under every overpass. You tried wishing for
intangibles, but it didn’t work. Happiness
is a problem too. Sure, he loved you truly,
but he had a fetish you couldn’t deal with,
once it was way too fucking late. Mutual
incompatibilities, kinda thing. You want
and they want and what they want is not
to see you happy. The world-peace gig—
well, that was a disaster; it seems like
there were some different interpretations
of “lasting peace.” Turns out graveyards
are peaceful for everybody. And once we
have enough money, prices go up. And up.
You can’t keep ahead of inflation. Once
everyone has enough food, someone will
find a way to sequester it and dole it out
to the “deserving.” Don’t even get started

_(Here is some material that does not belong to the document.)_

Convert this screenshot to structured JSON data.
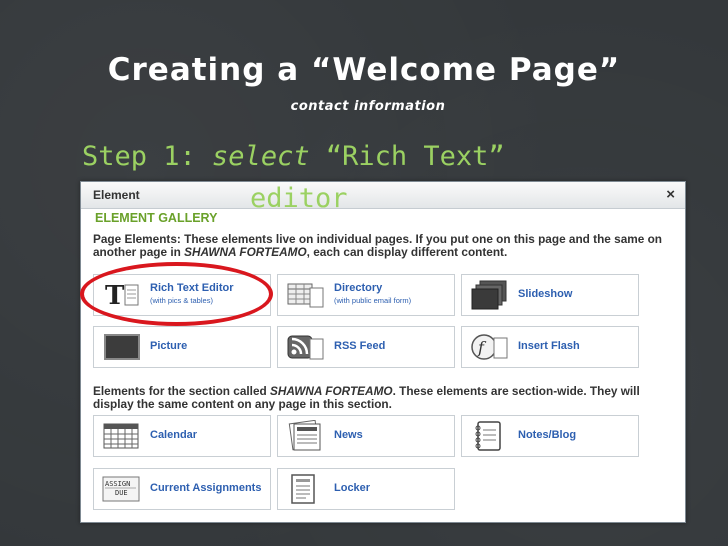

on the other stuff—you know how that
worked out. How it all backfired. Just
you, or some flaw inherent in humanity?
You wish for superpowers, but no way
to use those puppies for a common good.
It’s simpler to go in the other direction.
You turn toward your sidekicks, Famine,
War and Pestilence, and say, “Mount up.”
His favorite element is gold. He never
learned the rest of the periodic table.
Not his thing. Sad. He thinks those
Russians are pretty smart. Putting a dog
in space. Somebody the Terrible. Pretty
women you can just grab. Out to here.
The Chinese had a wall. Paid for it.
Not very smart. He wants a strong
military. Uniforms. Gold braid. Show
everybody he means business. Each
room turns gold as he walks through.
Or something like gold, that tarnishes
quickly. It’s going to be huge.
The hour is rising like the inversion of a sunset.
You skirt issues of importance, emerge from black
biosentimentality; you will rule over him who sought
to leash you and over those you are able to harm.
Your weapon is revelation: your enemies transform
into parasites, vermin at the taloned beck and call
of your disguised armies. Even innocent revelry
can be distorted to sin, ground beneath your wheels.
The sky is on fire, but that doesn’t mean anything
to you anymore. Your eyes are white-dwarf stars
immolating themselves, remote and malevolent.
Behind you, the glare of ever-more-distant galaxies.
You carefully ignore the portents in the blazing sky,
take up your masked scepters in one black-gloved fist.
F. J. Bergmann is the poetry editor of Mobius: The Journal of Social Change. She lives in Wisconsin and fantasizes about tragedies on or near exoplanets. She was a Writers of the Future winner. Her work has appeared in Abyss & Apex, Analog, Asimov’s SF, and elsewhere in the alphabet. She thinks imagination can compensate for anything. She recommends the Science Fiction & Fantasy Poetry Association.